Segment Open

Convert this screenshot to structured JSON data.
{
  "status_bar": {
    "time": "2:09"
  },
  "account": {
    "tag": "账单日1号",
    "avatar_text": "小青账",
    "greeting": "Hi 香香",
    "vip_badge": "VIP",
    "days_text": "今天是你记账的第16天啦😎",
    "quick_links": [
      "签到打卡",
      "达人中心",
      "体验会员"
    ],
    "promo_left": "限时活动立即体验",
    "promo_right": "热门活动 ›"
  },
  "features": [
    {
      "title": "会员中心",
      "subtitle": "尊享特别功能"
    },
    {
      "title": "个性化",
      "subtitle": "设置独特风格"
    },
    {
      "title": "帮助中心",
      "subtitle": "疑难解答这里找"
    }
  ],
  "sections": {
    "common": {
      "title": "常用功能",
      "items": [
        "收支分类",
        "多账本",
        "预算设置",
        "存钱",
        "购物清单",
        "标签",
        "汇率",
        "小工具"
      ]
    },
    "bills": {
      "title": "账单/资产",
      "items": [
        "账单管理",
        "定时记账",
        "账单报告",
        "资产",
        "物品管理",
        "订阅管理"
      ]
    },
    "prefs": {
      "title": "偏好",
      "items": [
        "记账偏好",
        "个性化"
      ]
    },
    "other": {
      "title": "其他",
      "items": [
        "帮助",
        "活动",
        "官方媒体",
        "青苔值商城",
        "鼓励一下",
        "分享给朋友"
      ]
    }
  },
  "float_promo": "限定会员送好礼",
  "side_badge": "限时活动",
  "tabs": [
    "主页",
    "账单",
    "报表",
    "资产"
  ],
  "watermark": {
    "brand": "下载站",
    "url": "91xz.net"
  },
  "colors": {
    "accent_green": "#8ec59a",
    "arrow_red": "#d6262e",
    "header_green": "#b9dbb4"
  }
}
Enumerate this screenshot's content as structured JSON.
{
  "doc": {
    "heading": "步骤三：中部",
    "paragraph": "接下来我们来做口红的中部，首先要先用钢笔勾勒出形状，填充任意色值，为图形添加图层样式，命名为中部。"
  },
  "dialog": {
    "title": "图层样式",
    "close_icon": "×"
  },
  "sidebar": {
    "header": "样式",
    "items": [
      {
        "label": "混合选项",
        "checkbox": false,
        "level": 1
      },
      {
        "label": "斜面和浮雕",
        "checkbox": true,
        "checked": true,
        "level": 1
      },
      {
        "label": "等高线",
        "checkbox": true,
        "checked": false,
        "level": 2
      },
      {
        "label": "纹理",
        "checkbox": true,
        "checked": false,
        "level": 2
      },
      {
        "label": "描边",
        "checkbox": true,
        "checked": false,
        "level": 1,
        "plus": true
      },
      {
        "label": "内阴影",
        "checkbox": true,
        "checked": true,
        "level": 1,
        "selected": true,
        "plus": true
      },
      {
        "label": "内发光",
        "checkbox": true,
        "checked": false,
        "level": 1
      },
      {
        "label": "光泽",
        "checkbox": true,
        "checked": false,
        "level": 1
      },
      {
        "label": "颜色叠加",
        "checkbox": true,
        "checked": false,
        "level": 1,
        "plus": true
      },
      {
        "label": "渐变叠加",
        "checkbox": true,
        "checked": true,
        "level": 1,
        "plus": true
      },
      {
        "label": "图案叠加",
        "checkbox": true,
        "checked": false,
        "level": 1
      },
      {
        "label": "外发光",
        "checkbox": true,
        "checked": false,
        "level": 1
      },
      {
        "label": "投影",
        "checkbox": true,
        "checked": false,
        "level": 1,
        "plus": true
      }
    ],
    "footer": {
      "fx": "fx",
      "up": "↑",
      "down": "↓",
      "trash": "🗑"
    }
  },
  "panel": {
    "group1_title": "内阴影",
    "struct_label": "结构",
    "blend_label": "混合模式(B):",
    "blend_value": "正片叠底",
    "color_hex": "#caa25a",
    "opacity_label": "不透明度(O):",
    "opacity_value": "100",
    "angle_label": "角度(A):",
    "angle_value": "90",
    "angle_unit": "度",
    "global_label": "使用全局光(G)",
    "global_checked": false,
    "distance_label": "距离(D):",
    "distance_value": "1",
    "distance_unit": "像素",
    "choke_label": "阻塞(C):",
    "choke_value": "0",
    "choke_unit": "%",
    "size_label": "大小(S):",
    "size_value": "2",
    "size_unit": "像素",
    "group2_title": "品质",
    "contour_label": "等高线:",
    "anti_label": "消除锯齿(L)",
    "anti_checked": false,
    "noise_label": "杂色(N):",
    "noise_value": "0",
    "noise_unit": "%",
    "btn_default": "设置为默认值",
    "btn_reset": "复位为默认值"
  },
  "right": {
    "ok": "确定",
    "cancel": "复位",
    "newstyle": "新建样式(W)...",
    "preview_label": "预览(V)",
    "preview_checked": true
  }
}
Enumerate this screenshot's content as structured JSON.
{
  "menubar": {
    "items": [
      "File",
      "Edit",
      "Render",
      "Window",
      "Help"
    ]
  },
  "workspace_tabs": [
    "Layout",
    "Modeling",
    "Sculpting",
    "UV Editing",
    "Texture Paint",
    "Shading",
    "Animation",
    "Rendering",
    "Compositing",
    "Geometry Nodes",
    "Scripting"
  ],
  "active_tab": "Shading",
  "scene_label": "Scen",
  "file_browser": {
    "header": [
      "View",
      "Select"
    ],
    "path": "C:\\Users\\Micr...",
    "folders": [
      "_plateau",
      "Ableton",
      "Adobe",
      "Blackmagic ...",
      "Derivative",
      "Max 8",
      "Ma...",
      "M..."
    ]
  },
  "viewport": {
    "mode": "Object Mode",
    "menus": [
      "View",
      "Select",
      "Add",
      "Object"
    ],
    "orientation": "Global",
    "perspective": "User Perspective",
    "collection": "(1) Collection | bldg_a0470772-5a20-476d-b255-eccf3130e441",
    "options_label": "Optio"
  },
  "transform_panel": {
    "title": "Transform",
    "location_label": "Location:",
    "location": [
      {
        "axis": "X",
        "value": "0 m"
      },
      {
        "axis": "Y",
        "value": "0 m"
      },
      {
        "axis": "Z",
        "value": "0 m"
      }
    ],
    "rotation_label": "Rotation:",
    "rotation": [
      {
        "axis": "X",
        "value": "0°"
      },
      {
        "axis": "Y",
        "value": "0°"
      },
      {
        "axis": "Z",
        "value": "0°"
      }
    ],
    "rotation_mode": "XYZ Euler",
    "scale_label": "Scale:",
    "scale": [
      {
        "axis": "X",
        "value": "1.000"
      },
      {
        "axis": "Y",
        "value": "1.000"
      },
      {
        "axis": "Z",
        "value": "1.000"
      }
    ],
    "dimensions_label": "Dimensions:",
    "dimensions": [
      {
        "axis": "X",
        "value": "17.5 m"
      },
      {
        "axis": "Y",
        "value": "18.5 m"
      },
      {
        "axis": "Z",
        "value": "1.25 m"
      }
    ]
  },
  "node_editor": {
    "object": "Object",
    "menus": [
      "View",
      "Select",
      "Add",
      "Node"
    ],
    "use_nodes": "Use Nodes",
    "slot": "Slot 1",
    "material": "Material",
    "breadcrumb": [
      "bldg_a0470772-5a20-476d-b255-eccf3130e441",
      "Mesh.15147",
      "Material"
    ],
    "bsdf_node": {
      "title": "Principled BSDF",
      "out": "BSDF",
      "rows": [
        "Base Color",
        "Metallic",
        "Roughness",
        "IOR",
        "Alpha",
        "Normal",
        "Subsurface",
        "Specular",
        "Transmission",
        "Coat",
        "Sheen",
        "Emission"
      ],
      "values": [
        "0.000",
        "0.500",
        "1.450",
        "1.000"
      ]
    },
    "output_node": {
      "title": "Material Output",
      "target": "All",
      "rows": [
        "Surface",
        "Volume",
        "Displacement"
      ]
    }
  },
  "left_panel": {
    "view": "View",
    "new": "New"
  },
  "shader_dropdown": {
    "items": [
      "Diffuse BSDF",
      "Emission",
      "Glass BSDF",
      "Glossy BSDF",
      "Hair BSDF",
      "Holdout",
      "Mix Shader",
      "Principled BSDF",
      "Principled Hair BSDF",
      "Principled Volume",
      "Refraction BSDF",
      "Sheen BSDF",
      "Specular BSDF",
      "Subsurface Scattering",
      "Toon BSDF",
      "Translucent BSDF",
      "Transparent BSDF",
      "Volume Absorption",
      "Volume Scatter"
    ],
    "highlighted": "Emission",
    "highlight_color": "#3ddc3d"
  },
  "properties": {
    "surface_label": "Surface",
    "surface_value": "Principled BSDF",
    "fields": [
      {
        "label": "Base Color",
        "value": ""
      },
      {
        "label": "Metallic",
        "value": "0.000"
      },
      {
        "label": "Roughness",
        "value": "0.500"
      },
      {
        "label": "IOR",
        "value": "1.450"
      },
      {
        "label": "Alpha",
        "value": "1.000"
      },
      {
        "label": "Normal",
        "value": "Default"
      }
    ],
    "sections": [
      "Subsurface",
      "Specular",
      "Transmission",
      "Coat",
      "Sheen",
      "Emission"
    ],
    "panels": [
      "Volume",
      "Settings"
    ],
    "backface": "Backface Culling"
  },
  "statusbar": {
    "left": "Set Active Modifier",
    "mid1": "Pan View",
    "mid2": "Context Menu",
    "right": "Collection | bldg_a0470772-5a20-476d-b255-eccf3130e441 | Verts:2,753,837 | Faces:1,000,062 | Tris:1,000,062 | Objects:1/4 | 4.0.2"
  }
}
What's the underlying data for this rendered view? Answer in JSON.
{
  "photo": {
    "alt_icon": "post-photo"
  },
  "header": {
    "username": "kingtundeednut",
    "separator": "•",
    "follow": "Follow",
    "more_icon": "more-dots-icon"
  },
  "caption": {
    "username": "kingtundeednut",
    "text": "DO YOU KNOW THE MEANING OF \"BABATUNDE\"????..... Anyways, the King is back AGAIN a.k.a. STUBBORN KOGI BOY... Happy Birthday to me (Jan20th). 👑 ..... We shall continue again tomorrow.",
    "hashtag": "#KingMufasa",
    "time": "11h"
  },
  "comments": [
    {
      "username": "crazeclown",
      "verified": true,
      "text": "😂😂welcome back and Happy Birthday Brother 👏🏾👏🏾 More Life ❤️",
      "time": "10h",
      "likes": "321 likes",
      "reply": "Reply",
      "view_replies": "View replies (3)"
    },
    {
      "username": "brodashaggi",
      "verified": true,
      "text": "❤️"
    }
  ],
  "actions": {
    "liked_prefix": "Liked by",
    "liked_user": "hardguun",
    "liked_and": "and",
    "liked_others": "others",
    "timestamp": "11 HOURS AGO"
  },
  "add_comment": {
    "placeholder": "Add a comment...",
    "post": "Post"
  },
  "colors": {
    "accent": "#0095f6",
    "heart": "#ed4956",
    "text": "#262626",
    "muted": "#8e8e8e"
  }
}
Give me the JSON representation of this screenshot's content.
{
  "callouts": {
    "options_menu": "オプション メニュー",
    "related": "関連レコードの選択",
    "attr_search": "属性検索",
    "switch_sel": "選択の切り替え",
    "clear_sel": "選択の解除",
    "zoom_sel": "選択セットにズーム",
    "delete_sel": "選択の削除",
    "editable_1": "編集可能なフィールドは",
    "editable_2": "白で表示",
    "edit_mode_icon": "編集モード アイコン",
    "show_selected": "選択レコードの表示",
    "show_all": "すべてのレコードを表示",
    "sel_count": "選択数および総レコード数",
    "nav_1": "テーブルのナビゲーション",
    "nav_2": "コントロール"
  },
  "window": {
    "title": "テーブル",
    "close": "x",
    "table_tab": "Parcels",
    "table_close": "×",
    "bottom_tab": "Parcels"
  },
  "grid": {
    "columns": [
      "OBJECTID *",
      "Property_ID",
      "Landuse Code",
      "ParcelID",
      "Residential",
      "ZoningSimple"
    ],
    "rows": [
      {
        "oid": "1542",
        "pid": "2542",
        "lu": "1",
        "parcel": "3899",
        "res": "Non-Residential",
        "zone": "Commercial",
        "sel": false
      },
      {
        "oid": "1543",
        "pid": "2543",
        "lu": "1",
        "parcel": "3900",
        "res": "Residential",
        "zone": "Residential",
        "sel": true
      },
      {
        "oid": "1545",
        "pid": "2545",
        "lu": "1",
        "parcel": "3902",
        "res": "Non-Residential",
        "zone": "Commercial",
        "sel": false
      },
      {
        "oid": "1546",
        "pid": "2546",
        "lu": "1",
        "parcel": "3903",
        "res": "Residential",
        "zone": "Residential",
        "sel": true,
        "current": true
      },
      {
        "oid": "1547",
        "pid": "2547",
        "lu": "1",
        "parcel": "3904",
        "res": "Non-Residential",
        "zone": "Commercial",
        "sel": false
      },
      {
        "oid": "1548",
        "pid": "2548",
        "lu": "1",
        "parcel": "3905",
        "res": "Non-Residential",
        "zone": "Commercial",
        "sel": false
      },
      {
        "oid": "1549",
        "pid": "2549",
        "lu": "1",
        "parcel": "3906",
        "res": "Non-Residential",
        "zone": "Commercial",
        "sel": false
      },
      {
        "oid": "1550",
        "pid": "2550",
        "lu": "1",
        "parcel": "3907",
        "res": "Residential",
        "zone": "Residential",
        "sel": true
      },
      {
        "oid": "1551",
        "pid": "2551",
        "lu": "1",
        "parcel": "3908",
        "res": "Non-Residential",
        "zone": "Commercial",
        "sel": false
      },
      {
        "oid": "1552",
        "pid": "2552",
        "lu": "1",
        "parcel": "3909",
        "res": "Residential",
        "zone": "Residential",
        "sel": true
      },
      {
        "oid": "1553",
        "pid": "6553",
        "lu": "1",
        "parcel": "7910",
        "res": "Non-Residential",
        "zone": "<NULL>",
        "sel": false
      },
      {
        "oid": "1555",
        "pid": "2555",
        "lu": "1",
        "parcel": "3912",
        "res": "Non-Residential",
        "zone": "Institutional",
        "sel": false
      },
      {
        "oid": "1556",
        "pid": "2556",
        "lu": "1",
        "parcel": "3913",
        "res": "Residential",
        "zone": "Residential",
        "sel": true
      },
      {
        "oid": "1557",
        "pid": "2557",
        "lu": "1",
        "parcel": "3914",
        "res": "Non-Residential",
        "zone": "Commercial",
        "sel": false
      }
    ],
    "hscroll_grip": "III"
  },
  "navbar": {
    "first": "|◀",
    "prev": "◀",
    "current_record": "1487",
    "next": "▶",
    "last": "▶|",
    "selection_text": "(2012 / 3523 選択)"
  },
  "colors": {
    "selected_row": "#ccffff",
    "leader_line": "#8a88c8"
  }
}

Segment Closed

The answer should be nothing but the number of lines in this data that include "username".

◆ Exercise result: 4